##### INFORMATION PROVIDED

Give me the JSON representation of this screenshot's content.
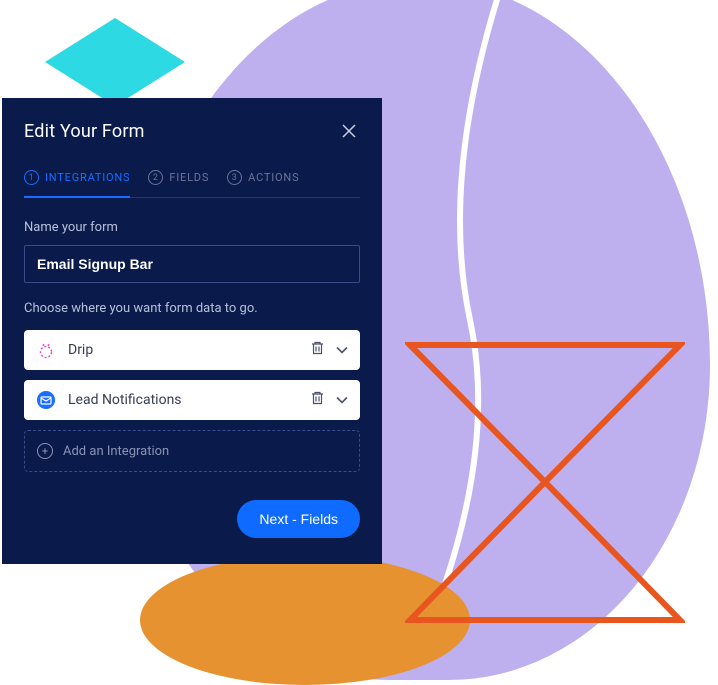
{
  "modal": {
    "title": "Edit Your Form",
    "tabs": [
      {
        "num": "1",
        "label": "INTEGRATIONS",
        "active": true
      },
      {
        "num": "2",
        "label": "FIELDS",
        "active": false
      },
      {
        "num": "3",
        "label": "ACTIONS",
        "active": false
      }
    ],
    "name_label": "Name your form",
    "name_value": "Email Signup Bar",
    "choose_text": "Choose where you want form data to go.",
    "integrations": [
      {
        "icon": "drip-icon",
        "label": "Drip"
      },
      {
        "icon": "mail-icon",
        "label": "Lead Notifications"
      }
    ],
    "add_label": "Add an Integration",
    "next_label": "Next - Fields"
  }
}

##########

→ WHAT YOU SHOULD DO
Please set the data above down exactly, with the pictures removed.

→ SOLVED EXERCISE
Give me the JSON representation of this screenshot's content.
{
  "modal": {
    "title": "Edit Your Form",
    "tabs": [
      {
        "num": "1",
        "label": "INTEGRATIONS",
        "active": true
      },
      {
        "num": "2",
        "label": "FIELDS",
        "active": false
      },
      {
        "num": "3",
        "label": "ACTIONS",
        "active": false
      }
    ],
    "name_label": "Name your form",
    "name_value": "Email Signup Bar",
    "choose_text": "Choose where you want form data to go.",
    "integrations": [
      {
        "icon": "drip-icon",
        "label": "Drip"
      },
      {
        "icon": "mail-icon",
        "label": "Lead Notifications"
      }
    ],
    "add_label": "Add an Integration",
    "next_label": "Next - Fields"
  }
}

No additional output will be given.